The first study, “Mapping the Early Language Environment” (Gilkerson et al, American Journal of Speech-Language Pathology, May 2017) used “the Language Environment Analysis (LENA) System to generate estimates of (a) the number of adult words in the child’s environment, (b) the amount of caregiver-child interaction, and (c) the frequency of child vocal output.” It found that “Lower socioeconomic status (SES) children produced fewer vocalizations, engaged in fewer adult-child interactions, and were exposed to fewer daily adult words compared with their higher socioeconomic status peers, but within-group variability was high.” [emphasis added]
That last phrase highlights one of the ways Hart and Risley has been misinterpreted: overgeneralizing the findings as if they apply to all families in a particular SES status–which can lead to implicit blame of low-income families, and a failure to search for commonalities based on quality of language exposure rather than SES.
The second study, “Reexamining the Verbal Environments of Children From Different Socioeconomic Backgrounds,” (Sperry, Sperry and Miller, Child Development, April 30, 2018) addresses this issue directly, revealing “substantial variation in vocabulary environments within each socioeconomic stratum, and suggest[ing] that definitions of verbal environments that exclude multiple caregivers and bystander talk disproportionately underestimate the number of words to which low‐income children are exposed.”
However, a critique of the latter study, “Talking With Children Matters: Defending the 30 Million Word Gap,” (Hirsh-Pasek, et al, Brookings.edu, May 21, 2018), points out that without an upper-middle-class cohort for comparison, the disparity in the number of language interactions cannot be measured–and it is the disparity that leads to the relative disadvantage for children of all SES who have fewer reciprocal verbal interactions. In addition, the article points out that, while the Sperry study measures the number of words heard in the child’s environment, rather than “conversational turns,” it is the reciprocal nature of those “serve-and-return” interactions that supports not only language development but also secure attachment.
What do these alternative perspectives mean for Reach Out and Read? National Medical Director Perri Klass MD reminds us that there is a great deal of data to support the finding that disparities in early environment and parent-child interactions have an impact on child development, but that it is also true that many factors besides SES affect a child’s home environment and relational experiences. Our job always is to support parents, across all circumstances of SES and family situations, while remembering that poverty imposes additional stresses with which families must cope.

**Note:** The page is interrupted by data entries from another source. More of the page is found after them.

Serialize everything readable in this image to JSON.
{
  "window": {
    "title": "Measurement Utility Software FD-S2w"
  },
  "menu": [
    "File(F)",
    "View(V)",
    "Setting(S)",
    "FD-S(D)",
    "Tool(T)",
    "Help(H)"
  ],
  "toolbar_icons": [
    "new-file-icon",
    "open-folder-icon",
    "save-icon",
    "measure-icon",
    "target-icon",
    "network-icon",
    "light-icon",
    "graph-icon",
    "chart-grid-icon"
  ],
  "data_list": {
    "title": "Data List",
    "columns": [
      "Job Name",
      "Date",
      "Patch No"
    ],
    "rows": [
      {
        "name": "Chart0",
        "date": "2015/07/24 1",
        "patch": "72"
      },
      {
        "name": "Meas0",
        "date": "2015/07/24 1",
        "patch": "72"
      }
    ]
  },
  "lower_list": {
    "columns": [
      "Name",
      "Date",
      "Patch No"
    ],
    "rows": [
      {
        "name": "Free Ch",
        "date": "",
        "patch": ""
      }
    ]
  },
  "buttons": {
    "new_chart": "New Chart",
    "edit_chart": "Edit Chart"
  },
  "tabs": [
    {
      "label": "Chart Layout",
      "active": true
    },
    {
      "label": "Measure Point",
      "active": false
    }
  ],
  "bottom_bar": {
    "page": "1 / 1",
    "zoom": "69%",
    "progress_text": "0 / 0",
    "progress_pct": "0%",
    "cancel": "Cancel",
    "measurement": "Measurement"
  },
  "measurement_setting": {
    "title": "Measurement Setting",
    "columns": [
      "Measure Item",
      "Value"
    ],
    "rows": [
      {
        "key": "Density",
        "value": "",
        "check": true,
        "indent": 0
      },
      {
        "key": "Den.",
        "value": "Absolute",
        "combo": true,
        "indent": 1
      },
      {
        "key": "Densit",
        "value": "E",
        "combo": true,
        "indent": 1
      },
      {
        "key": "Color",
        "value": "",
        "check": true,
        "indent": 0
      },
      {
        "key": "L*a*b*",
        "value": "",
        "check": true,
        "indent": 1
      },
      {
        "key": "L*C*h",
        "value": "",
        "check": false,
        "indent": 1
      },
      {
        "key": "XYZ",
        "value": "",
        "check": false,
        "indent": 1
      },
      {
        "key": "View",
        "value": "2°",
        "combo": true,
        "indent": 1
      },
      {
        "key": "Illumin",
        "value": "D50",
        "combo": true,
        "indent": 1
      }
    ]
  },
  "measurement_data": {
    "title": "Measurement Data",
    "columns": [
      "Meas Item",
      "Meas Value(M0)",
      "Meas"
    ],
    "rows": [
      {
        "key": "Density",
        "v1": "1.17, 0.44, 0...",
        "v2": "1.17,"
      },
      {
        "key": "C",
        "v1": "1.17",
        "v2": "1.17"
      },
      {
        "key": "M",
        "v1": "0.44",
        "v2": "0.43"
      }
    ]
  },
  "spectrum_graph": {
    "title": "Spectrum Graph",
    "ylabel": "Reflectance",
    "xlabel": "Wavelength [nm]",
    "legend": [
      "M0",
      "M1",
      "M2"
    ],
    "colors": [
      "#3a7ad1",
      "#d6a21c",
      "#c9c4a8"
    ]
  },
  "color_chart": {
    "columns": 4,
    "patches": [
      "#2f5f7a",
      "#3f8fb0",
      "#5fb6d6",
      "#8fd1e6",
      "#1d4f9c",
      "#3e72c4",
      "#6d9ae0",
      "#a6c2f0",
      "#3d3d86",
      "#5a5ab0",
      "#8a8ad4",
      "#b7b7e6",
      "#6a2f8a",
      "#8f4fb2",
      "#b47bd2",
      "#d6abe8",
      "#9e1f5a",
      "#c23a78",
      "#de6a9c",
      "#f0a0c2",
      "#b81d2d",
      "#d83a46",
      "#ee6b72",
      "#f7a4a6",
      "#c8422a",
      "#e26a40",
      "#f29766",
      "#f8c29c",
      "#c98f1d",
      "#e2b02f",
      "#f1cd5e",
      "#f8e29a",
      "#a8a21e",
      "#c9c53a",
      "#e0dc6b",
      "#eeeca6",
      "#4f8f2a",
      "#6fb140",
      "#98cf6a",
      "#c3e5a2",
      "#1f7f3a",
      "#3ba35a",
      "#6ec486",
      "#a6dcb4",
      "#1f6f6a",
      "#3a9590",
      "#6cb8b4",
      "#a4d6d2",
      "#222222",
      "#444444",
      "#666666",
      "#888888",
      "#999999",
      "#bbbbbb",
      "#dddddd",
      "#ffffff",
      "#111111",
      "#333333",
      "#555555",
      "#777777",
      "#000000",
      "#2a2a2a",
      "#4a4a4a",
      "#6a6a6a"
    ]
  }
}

We know that it is very important to guard against any suggestion of blaming poor parents for the circumstances of poverty, and that we should never equate parenting in poverty with poor parenting. It’s useful and helpful to think about the complexities of early stimulation and a positive environment, and about the complexities of language and interaction and relational health–and that helping parents and children look at books together and talk about them fosters language interaction and “conversational: turn-taking, as well as enriched vocabulary. This should help us to work toward a better understanding of what works to support parents, and to help them use reading together and looking at picture books to help their children grow and develop.